“Darkest Hour” a vehicle for Gary Oldman’s performance

Actors who transform themselves into historical figures win Oscars. If it’s a famous Brit, all the better. If it’s a famous Brit who battles Nazis, you’re practically a shoo-in. It might not even matter whether the movie is good or not. Add some lush cinematography and a rabble-rousing plot and you can start working on your acceptance speech.

“Darkest Hour” tells the story of the fateful month of May 1940 in the life of newly-minted British Prime Minister Winston Churchill (Gary Oldman). With the Nazi forces having driven the British army to the seas of France in Dunkirk and the Western powers falling around them, efforts in Parliament are underway to attempt peace talks with Hitler. Churchill, knowing this to be a foolish and likely fatal endeavor, must fight to stay strong and continue the war even with such a bleak outlook.

The film is pretty much a vehicle for Oldman’s performance. It’s pretty obvious where the story is going, with the film setting up the unease over Churchill’s ascension, the backstabbing behind him and the threat of annihilation barreling towards Britain. Cue the deep introspective, the theme of nationalism over individual plight, the rousing speech at the end. It’s all very textbook.

This is not to say that “Darkest Hour” is a poor film. It’s a fine film. It hits all of its beats very well, all of the ones you’ve seen before. It’s purpose isn’t to tell an original story that might move you. It’s to display craftsmanship and win Academy Awards.

This is also not to take away from Gary Oldman’s performance. He really is fantastic in the lead role and probably deserves his Oscar. The entire movie is simply a driving force to showcase his acting ability and transformation into Churchill and in so doing, win accolades.

Those who go into “Darkest Hour” know exactly what they’re getting: a period piece that emphasizes strong acting and a forgettable plot. They just shouldn’t expect anything more.

“Like Father” a sweet but slightly bland drama

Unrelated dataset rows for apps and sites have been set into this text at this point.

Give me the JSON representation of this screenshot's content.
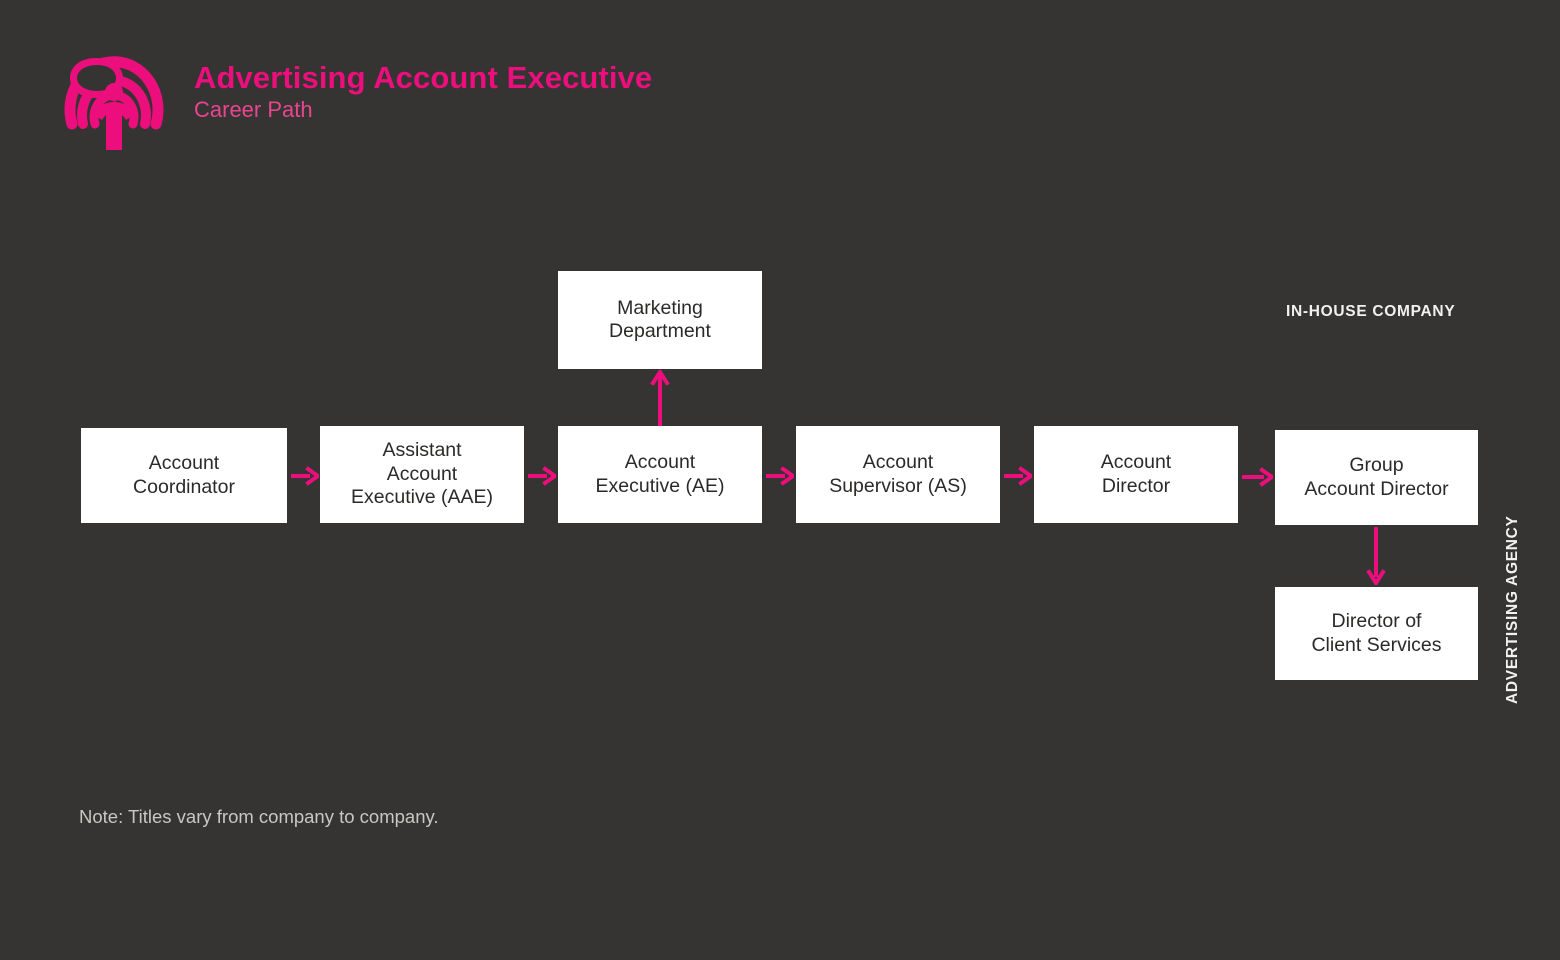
{
  "page": {
    "background_color": "#353432",
    "accent_color": "#EC0E7C",
    "node_fill_color": "#FFFFFF",
    "node_text_color": "#2B2A28",
    "label_text_color": "#F2F1EF"
  },
  "header": {
    "logo_name": "broadcast-person-logo",
    "title": "Advertising Account Executive",
    "subtitle": "Career Path"
  },
  "labels": {
    "in_house": "IN-HOUSE COMPANY",
    "agency": "ADVERTISING AGENCY"
  },
  "chart_data": {
    "type": "diagram",
    "title": "Advertising Account Executive Career Path",
    "nodes": [
      {
        "id": "account-coordinator",
        "label": "Account\nCoordinator",
        "line1": "Account",
        "line2": "Coordinator",
        "line3": ""
      },
      {
        "id": "assistant-account-exec",
        "label": "Assistant Account Executive (AAE)",
        "line1": "Assistant",
        "line2": "Account",
        "line3": "Executive (AAE)"
      },
      {
        "id": "marketing-department",
        "label": "Marketing Department",
        "line1": "Marketing",
        "line2": "Department",
        "line3": ""
      },
      {
        "id": "account-executive",
        "label": "Account Executive (AE)",
        "line1": "Account",
        "line2": "Executive (AE)",
        "line3": ""
      },
      {
        "id": "account-supervisor",
        "label": "Account Supervisor (AS)",
        "line1": "Account",
        "line2": "Supervisor (AS)",
        "line3": ""
      },
      {
        "id": "account-director",
        "label": "Account Director",
        "line1": "Account",
        "line2": "Director",
        "line3": ""
      },
      {
        "id": "group-account-director",
        "label": "Group Account Director",
        "line1": "Group",
        "line2": "Account Director",
        "line3": ""
      },
      {
        "id": "director-client-svcs",
        "label": "Director of Client Services",
        "line1": "Director of",
        "line2": "Client Services",
        "line3": ""
      }
    ],
    "edges": [
      {
        "from": "account-coordinator",
        "to": "assistant-account-exec",
        "direction": "right"
      },
      {
        "from": "assistant-account-exec",
        "to": "account-executive",
        "direction": "right"
      },
      {
        "from": "account-executive",
        "to": "marketing-department",
        "direction": "up"
      },
      {
        "from": "account-executive",
        "to": "account-supervisor",
        "direction": "right"
      },
      {
        "from": "account-supervisor",
        "to": "account-director",
        "direction": "right"
      },
      {
        "from": "account-director",
        "to": "group-account-director",
        "direction": "right"
      },
      {
        "from": "group-account-director",
        "to": "director-client-svcs",
        "direction": "down"
      }
    ],
    "groups": [
      {
        "name": "IN-HOUSE COMPANY",
        "nodes": [
          "marketing-department"
        ]
      },
      {
        "name": "ADVERTISING AGENCY",
        "nodes": [
          "account-coordinator",
          "assistant-account-exec",
          "account-executive",
          "account-supervisor",
          "account-director",
          "group-account-director",
          "director-client-svcs"
        ]
      }
    ]
  },
  "footer": {
    "note": "Note: Titles vary from company to company."
  }
}
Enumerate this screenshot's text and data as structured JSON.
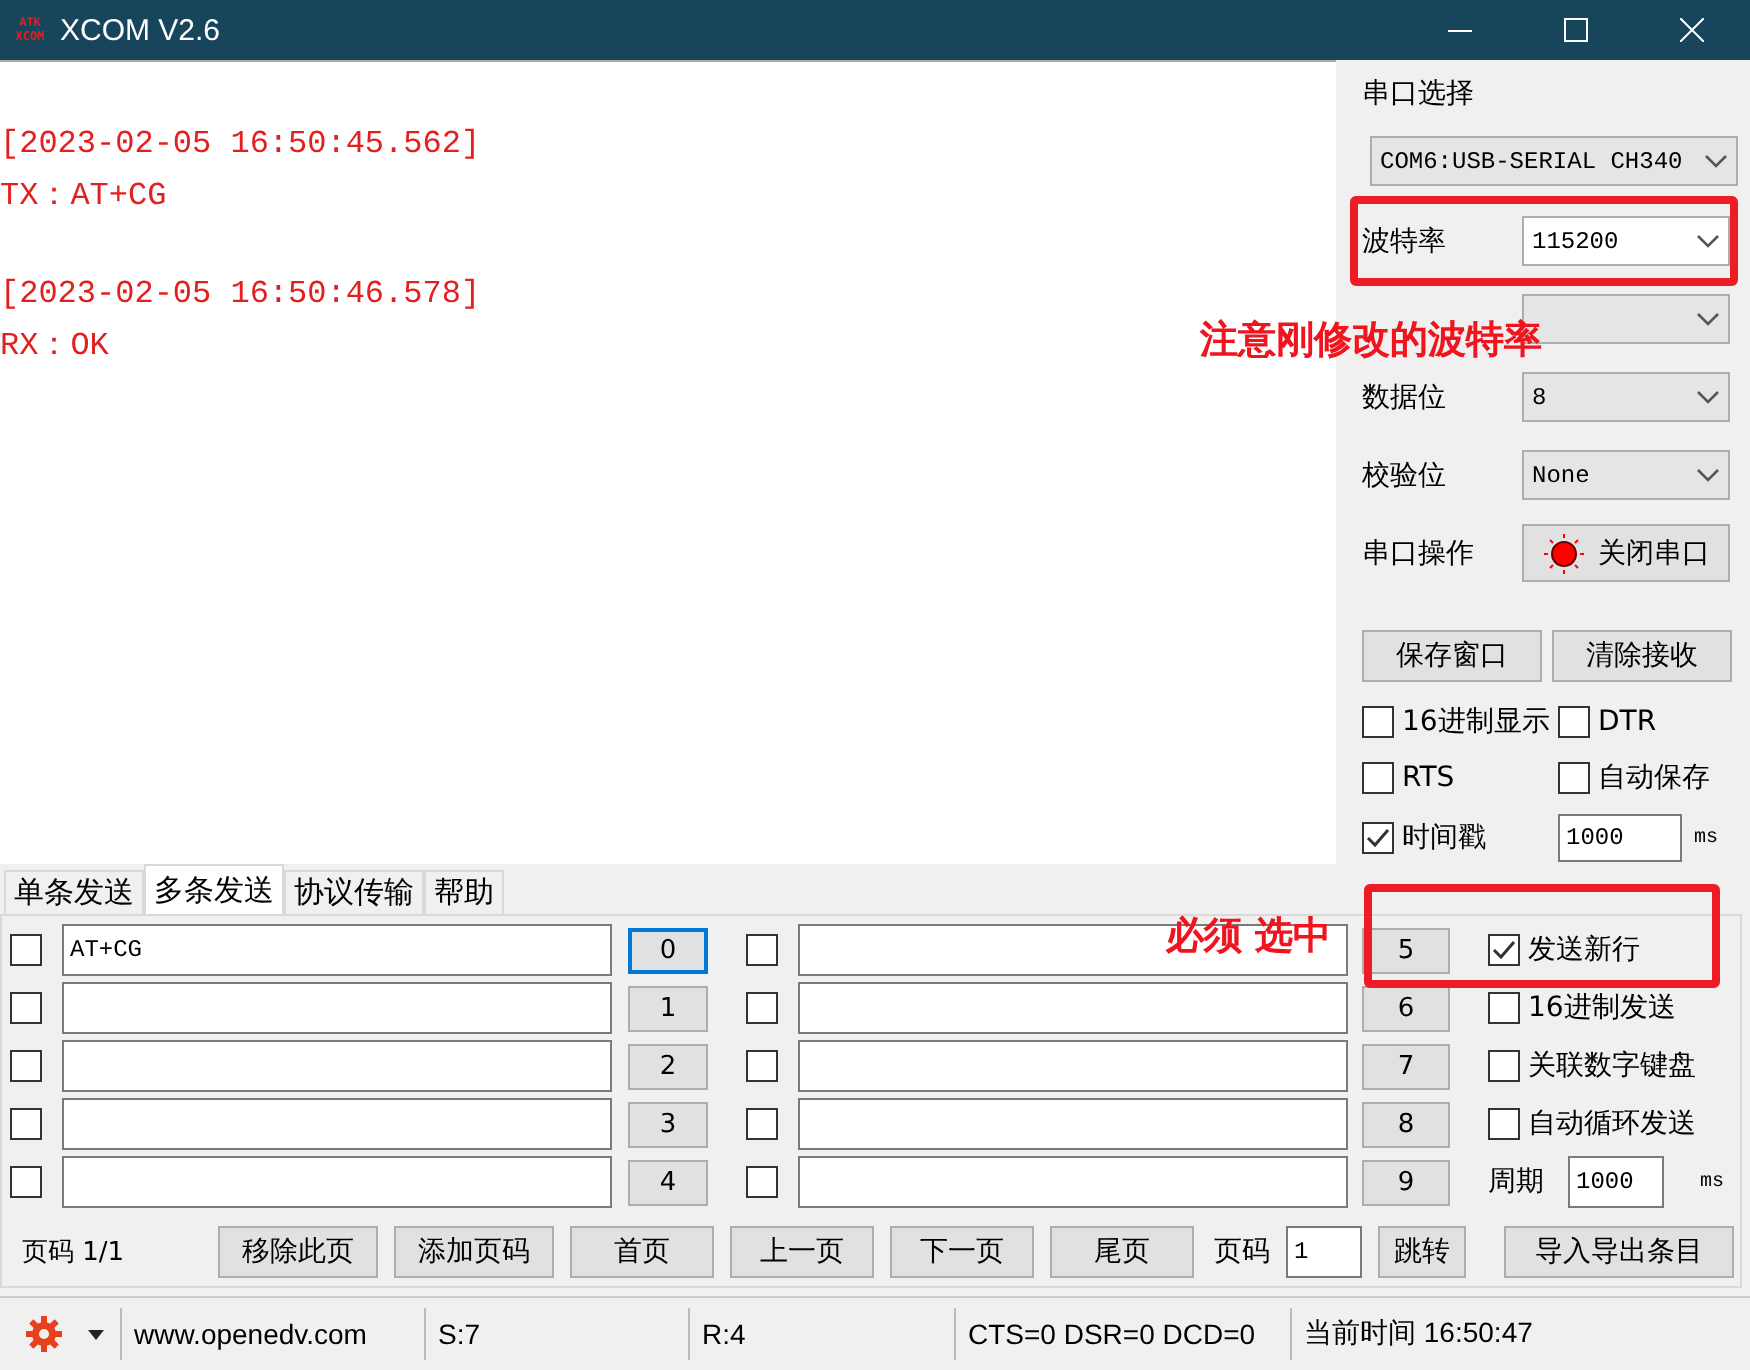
{
  "window": {
    "logo_lines": [
      "ATK",
      "XCOM"
    ],
    "title": "XCOM V2.6"
  },
  "receive": {
    "entries": [
      {
        "timestamp": "[2023-02-05 16:50:45.562]",
        "text": "TX：AT+CG"
      },
      {
        "timestamp": "[2023-02-05 16:50:46.578]",
        "text": "RX：OK"
      }
    ]
  },
  "serial_panel": {
    "port_label": "串口选择",
    "port_value": "COM6:USB-SERIAL CH340",
    "settings": [
      {
        "label": "波特率",
        "value": "115200",
        "editable": true
      },
      {
        "editable": false
      },
      {
        "label": "数据位",
        "value": "8",
        "editable": false
      },
      {
        "label": "校验位",
        "value": "None",
        "editable": false
      }
    ],
    "operation_label": "串口操作",
    "operation_button": "关闭串口",
    "port_open": true,
    "buttons": [
      "保存窗口",
      "清除接收"
    ],
    "options": [
      {
        "label": "16进制显示",
        "checked": false
      },
      {
        "label": "DTR",
        "checked": false
      },
      {
        "label": "RTS",
        "checked": false
      },
      {
        "label": "自动保存",
        "checked": false
      },
      {
        "label": "时间戳",
        "checked": true
      }
    ],
    "timestamp_interval": "1000",
    "interval_unit": "ms"
  },
  "tabs": [
    {
      "label": "单条发送",
      "selected": false
    },
    {
      "label": "多条发送",
      "selected": true
    },
    {
      "label": "协议传输",
      "selected": false
    },
    {
      "label": "帮助",
      "selected": false
    }
  ],
  "multi_send": {
    "items": [
      {
        "checked": false,
        "value": "AT+CG",
        "button": "0",
        "focused": true
      },
      {
        "checked": false,
        "button": "1",
        "focused": false
      },
      {
        "checked": false,
        "button": "2",
        "focused": false
      },
      {
        "checked": false,
        "button": "3",
        "focused": false
      },
      {
        "checked": false,
        "button": "4",
        "focused": false
      },
      {
        "checked": false,
        "button": "5",
        "focused": false
      },
      {
        "checked": false,
        "button": "6",
        "focused": false
      },
      {
        "checked": false,
        "button": "7",
        "focused": false
      },
      {
        "checked": false,
        "button": "8",
        "focused": false
      },
      {
        "checked": false,
        "button": "9",
        "focused": false
      }
    ],
    "options": [
      {
        "kind": "checkbox",
        "label": "发送新行",
        "checked": true
      },
      {
        "kind": "checkbox",
        "label": "16进制发送",
        "checked": false
      },
      {
        "kind": "checkbox",
        "label": "关联数字键盘",
        "checked": false
      },
      {
        "kind": "checkbox",
        "label": "自动循环发送",
        "checked": false
      },
      {
        "kind": "period",
        "label": "周期",
        "value": "1000",
        "unit": "ms"
      }
    ],
    "page_info": "页码 1/1",
    "page_buttons": [
      "移除此页",
      "添加页码",
      "首页",
      "上一页",
      "下一页",
      "尾页"
    ],
    "page_label": "页码",
    "page_value": "1",
    "jump_button": "跳转",
    "import_button": "导入导出条目"
  },
  "annotations": [
    {
      "text": "注意刚修改的波特率"
    },
    {
      "text": "必须 选中"
    }
  ],
  "status_bar": {
    "website": "www.openedv.com",
    "sent": "S:7",
    "received": "R:4",
    "signals": "CTS=0 DSR=0 DCD=0",
    "time": "当前时间 16:50:47"
  }
}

“Like Father” follows the story of Rachel (Kristen Bell), a career woman whose fiance, Owen (Jon Foster), leaves her at the altar. When her lost father, Harry (Kelsey Grammer), shows up out of the blue and tries to reunite with her, they delve into booze and wind up on the honeymoon cruise she was supposed to go on with Owen. Now trapped on a boat and with nowhere to go, both Rachel and Harry must try to mend the fences that pushed them apart.

The film is sweet nearly to the point of schmaltz, teetering right on the edge of soap opera, but just barely not going over it. Grammer and Bell are great and bring a hefty amount of regret, nervousness and acceptance to their roles. Their co-stars, a collage of honeymooners and newlyweds, are entertaining, but somewhat stereotypical and could have been fleshed out a bit more.

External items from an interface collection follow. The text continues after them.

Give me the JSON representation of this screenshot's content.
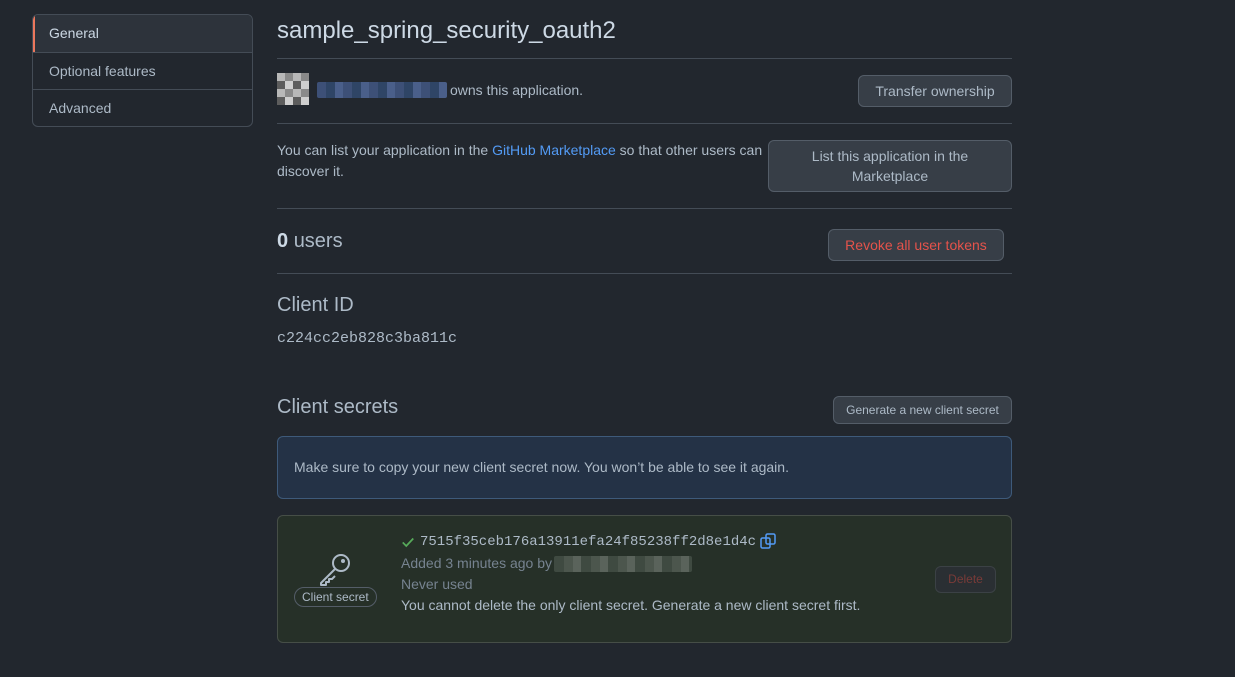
{
  "sidebar": {
    "items": [
      {
        "label": "General",
        "selected": true
      },
      {
        "label": "Optional features",
        "selected": false
      },
      {
        "label": "Advanced",
        "selected": false
      }
    ]
  },
  "app": {
    "name": "sample_spring_security_oauth2"
  },
  "ownership": {
    "owns_text": "owns this application.",
    "transfer_button": "Transfer ownership"
  },
  "marketplace": {
    "text_before": "You can list your application in the ",
    "link_text": "GitHub Marketplace",
    "text_after": " so that other users can discover it.",
    "button": "List this application in the Marketplace"
  },
  "users": {
    "count": "0",
    "label": "users",
    "revoke_button": "Revoke all user tokens"
  },
  "client_id": {
    "heading": "Client ID",
    "value": "c224cc2eb828c3ba811c"
  },
  "client_secrets": {
    "heading": "Client secrets",
    "generate_button": "Generate a new client secret",
    "flash_message": "Make sure to copy your new client secret now. You won’t be able to see it again.",
    "secret": {
      "badge": "Client secret",
      "value": "7515f35ceb176a13911efa24f85238ff2d8e1d4c",
      "added_text": "Added 3 minutes ago by",
      "usage": "Never used",
      "note": "You cannot delete the only client secret. Generate a new client secret first.",
      "delete_button": "Delete"
    }
  },
  "colors": {
    "background": "#22272e",
    "accent_selected": "#ec775c",
    "link": "#539bf5",
    "danger": "#e5534b",
    "success": "#57ab5a"
  },
  "icons": [
    "key-icon",
    "check-icon",
    "copy-icon"
  ]
}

Sometimes feeling a bit like an ad for Carnival cruises, the film does a good job of using the trappings and corniness of the cruise to bolster the film’s message of feeling release and overcoming the persona we give to others.

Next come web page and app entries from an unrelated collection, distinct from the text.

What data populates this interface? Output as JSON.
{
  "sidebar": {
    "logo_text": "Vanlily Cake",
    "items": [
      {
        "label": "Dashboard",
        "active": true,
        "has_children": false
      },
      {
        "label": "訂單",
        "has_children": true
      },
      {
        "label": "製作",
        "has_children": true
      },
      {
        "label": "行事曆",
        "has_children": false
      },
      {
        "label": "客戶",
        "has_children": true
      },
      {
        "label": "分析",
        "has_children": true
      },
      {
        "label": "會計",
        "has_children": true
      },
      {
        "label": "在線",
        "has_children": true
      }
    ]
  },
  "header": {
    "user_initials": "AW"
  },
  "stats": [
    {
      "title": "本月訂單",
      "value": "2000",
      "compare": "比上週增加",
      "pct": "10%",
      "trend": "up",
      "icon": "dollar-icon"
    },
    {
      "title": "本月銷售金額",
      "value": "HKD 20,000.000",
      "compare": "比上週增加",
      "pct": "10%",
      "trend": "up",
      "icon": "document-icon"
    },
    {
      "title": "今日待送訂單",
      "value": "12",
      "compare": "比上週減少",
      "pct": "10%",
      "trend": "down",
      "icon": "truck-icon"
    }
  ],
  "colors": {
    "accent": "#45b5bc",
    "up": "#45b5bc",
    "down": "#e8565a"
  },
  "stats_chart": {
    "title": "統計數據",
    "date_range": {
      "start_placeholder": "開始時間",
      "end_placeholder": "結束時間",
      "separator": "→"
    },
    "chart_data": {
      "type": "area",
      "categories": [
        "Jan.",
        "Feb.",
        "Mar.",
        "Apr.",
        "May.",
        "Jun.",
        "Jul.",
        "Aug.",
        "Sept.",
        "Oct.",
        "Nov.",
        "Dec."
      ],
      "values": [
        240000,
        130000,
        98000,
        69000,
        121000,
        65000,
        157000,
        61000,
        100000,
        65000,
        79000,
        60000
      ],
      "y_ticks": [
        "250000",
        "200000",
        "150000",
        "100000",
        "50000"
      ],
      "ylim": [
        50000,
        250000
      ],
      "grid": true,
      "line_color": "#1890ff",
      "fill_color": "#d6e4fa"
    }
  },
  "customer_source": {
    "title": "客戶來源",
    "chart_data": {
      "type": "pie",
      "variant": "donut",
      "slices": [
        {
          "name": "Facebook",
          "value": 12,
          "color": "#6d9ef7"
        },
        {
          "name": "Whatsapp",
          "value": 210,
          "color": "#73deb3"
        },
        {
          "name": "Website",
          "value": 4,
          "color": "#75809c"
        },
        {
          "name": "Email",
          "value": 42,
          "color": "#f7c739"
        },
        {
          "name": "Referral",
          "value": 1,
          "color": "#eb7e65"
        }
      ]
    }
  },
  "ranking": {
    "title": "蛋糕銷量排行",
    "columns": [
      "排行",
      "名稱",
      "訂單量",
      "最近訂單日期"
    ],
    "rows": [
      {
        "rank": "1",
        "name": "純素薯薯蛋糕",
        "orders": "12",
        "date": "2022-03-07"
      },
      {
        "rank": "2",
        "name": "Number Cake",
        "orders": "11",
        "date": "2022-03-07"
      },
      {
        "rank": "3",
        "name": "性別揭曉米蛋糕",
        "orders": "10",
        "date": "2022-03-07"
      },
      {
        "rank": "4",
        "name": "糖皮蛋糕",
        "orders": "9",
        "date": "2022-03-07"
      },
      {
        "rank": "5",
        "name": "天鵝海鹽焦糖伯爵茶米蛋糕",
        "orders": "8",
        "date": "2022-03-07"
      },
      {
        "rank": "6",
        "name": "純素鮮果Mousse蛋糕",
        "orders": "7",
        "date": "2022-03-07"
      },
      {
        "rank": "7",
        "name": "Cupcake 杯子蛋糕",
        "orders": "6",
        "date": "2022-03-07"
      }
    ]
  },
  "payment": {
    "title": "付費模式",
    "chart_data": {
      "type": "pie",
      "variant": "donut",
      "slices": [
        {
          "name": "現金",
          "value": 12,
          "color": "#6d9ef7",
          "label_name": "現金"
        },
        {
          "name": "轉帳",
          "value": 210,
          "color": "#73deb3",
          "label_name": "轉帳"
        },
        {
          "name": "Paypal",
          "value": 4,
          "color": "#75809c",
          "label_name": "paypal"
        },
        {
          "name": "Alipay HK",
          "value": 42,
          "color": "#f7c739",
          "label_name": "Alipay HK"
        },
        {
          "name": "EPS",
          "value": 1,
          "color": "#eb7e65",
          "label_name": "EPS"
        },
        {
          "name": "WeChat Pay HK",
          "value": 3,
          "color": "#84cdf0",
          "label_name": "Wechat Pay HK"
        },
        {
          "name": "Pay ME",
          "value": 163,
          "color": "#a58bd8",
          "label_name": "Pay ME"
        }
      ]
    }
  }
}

What’s missing is a sense of comedy and build-up. Rachel is annoying, combative and high-strung. Harry is solemn, regretful and nervous. There are plenty of opportunities for them to butt heads on the cruise (“How did we get here?” “I don’t know where here is.” “It’s a boat.” “What kind of boat?” “Does it look like I know what kind of boat?”, etc.) and get some laughs out of the audience. There’s a few funny lines and instances, but neither really gets on the other’s nerves enough to generate comedy. The film feels like it’s trying to be a dramedy, but can’t quite get there.

And the film doesn’t have much arc. Harry and Rachel meet. They end up on the ship. They reconcile. The End. There’s a little bit of a secret Harry is hiding, but it’s resolved pretty easily and doesn’t contribute to a major falling out between the characters. It’s all rather ho-hum and the story could have gone further to build up obstacles that the characters need to overcome.

But it’s hard not to be overcome by the film’s charm. It wears its heart on its sleeve and Grammer and Bell work seamlessly as father and daughter, full of regret and hope. For a world of cinema so often focused on explosions and sequels, it’s nice to just watch a simple story that takes place over a week on a cruise ship.